Prince William grants knighthood for the first time
Britain’s Prince William reached another milestone in his royal career Thursday by honoring scores of Brits in a knighting ceremony at London’s Buckingham Palace.
Looking handsome in his ceremonial Royal Air Force uniform, the Duke of Cambridge stepped in for his grandmother, Queen Elizabeth, to help carry out the investiture of 88 recipients of various honors.
Family and friends of the honorees gathered in the grand ballroom of the palace to watch the prince — flanked by other royal military officers — stand at attention as a live orchestra played “God Save the Queen.”
William, 31, began the ceremony bestowing a medal on Professor Dame Nicola Collum for services in nursing research and wound care. Then he mastered dubbing his first knight — Sir Kenneth Gibson, honored for his work in education — by taking King George VI’s sword from an attendant and carefully tapping a kneeling Gibson on each shoulder.
The duke awarded members of the armed services, local law enforcement, public servants, and philanthropists. Although there were many people to get through, he made a point to smile, shake hands and chat with each honoree.
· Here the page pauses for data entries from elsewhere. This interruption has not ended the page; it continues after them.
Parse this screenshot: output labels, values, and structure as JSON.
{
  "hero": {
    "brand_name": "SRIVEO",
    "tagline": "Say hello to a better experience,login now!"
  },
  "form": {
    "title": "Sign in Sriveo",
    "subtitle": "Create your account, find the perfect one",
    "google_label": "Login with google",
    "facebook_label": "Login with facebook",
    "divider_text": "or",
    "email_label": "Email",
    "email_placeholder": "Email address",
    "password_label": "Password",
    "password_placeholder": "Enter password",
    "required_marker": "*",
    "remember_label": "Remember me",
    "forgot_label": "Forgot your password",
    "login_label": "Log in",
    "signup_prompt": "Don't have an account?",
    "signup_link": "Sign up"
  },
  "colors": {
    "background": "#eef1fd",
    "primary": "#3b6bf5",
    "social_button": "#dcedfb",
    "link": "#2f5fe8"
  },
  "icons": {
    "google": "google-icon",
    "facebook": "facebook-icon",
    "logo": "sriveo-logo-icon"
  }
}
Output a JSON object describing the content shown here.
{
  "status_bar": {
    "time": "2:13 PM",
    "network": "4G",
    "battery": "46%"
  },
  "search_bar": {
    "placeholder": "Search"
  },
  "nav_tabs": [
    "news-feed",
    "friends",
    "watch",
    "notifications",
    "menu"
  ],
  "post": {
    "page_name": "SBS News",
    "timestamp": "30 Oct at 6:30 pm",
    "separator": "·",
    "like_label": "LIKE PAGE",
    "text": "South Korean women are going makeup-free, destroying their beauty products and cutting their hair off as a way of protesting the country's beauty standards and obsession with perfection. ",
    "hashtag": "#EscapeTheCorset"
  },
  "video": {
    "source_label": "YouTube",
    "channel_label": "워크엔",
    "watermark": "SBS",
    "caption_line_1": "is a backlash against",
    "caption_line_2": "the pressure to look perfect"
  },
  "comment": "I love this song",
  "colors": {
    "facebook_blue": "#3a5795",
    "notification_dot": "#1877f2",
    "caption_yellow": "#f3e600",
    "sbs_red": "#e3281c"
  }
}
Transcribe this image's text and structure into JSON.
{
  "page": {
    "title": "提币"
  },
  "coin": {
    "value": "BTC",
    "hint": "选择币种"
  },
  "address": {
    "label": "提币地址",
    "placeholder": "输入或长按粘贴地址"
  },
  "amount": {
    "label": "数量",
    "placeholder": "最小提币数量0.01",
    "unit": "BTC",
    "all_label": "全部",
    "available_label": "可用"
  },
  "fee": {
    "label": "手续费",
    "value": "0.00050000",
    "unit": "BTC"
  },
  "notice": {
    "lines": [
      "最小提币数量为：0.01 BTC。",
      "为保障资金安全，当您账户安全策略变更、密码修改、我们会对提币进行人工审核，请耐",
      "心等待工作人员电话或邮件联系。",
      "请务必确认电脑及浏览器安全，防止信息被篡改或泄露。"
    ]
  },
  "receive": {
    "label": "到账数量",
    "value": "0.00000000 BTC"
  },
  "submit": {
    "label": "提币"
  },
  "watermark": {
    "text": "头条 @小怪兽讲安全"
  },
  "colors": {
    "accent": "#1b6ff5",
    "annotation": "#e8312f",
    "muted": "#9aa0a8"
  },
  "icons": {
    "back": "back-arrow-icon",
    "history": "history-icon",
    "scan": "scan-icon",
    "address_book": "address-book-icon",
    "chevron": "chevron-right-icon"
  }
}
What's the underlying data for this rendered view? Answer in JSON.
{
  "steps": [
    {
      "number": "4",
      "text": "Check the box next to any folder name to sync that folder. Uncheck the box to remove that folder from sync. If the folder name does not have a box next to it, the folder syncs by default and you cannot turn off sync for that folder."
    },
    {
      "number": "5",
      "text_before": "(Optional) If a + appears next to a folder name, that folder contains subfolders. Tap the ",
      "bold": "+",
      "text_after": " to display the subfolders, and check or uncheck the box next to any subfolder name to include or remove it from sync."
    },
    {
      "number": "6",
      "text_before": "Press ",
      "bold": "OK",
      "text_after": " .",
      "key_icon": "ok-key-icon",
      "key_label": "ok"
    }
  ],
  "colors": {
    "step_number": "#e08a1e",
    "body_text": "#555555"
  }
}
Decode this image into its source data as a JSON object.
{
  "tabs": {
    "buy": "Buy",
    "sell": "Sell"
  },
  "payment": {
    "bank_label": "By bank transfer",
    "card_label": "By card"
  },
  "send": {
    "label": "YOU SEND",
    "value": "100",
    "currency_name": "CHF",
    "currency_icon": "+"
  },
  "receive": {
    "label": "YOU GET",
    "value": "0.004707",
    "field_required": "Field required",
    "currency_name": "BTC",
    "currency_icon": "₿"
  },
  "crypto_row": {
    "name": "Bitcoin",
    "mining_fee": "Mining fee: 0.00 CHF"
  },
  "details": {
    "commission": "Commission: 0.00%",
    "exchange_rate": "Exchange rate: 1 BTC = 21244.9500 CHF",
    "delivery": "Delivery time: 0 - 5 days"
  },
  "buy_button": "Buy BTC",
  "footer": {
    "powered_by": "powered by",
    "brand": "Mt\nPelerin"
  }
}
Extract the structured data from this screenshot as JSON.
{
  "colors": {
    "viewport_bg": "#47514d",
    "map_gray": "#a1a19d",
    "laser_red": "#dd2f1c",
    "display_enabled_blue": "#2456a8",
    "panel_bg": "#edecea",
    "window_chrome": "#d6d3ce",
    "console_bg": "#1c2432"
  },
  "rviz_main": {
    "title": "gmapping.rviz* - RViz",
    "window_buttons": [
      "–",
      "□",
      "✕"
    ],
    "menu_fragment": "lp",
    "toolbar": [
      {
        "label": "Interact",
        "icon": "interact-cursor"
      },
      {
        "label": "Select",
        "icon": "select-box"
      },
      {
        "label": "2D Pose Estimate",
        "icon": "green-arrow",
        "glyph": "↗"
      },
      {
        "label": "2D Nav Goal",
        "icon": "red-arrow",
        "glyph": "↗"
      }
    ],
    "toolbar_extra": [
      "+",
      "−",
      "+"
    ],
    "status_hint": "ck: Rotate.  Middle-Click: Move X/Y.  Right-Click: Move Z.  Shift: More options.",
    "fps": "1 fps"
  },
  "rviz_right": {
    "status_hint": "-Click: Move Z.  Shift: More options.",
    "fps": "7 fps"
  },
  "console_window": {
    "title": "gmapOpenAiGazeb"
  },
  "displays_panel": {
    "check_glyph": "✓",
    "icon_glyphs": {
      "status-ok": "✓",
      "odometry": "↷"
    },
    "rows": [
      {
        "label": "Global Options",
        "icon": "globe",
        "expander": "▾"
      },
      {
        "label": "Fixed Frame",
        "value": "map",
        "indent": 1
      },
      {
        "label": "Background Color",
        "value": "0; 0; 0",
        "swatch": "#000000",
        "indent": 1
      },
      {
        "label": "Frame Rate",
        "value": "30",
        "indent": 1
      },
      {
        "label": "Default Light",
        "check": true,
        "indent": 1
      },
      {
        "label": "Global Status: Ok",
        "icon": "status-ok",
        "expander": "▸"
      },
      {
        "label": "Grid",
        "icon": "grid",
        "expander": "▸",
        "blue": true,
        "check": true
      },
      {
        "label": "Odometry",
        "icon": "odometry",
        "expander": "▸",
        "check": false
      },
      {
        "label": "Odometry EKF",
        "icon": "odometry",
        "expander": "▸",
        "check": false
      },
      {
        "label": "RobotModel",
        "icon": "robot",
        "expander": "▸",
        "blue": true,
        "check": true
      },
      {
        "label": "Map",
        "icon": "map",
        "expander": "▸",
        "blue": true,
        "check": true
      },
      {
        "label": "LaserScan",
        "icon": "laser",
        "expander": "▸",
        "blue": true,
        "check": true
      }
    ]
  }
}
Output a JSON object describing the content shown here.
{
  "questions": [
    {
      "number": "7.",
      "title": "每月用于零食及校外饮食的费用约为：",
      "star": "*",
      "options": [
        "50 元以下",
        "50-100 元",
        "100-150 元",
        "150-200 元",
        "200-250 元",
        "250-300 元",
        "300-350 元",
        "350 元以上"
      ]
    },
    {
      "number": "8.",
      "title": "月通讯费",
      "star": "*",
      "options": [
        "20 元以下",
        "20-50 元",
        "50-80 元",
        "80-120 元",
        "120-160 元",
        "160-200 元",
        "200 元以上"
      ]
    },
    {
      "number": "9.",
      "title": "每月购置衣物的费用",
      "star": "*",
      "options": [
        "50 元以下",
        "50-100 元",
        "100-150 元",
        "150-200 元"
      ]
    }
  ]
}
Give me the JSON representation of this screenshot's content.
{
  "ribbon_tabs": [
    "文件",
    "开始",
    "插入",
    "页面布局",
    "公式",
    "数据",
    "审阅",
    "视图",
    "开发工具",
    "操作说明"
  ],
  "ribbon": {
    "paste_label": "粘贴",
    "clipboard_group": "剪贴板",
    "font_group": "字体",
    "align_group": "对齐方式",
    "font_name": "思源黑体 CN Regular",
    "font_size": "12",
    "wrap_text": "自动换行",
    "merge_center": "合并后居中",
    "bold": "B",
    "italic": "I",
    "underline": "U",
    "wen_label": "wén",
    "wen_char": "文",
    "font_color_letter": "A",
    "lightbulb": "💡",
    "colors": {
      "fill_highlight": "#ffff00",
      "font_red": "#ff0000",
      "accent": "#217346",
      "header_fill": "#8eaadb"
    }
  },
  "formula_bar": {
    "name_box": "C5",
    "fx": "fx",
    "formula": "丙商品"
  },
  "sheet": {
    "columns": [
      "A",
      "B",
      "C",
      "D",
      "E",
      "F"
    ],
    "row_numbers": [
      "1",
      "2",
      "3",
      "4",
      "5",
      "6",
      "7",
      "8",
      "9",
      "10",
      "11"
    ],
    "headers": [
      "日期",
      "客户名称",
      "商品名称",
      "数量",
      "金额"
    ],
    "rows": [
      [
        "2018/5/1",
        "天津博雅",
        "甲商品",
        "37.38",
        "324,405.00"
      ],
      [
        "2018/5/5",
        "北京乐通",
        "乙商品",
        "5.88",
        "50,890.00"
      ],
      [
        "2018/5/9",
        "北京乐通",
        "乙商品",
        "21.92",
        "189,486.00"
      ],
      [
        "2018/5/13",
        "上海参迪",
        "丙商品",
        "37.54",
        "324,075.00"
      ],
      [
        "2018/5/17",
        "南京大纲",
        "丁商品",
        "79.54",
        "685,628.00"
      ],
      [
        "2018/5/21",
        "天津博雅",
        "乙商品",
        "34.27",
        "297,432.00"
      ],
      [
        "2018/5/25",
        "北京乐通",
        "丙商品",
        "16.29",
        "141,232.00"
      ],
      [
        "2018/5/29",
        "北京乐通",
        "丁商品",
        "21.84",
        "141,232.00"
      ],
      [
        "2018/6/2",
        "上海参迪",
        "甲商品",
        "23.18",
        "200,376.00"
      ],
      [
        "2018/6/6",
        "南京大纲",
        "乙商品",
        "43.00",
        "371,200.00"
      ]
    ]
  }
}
The most recognizable recipient was tennis star Andy Murray, a Scot who won Wimbledon last summer and a gold medal at the 2012 London Olympic Games in his sport. Murray almost missed Thursday’s ceremony, tweeting several hours before the event: "In the middle of a drug test, hahaha — I'm goin to be late!!"
But the tennis champ made it in time to receive his Officer of the Order of the British Empire medal for excellence on the court, and took a full minute to chat with William. The prince had sent Murray a note after he underwent back surgery. He hopes to be back on the court in a month.
“He just asked me about my surgery and asked me how I had been since Wimbledon," Murray told the Associated Press. He also revealed that Duchess Kate wrote to him after Wimbledon. "I told [Prince William] her handwriting is fantastic," he said.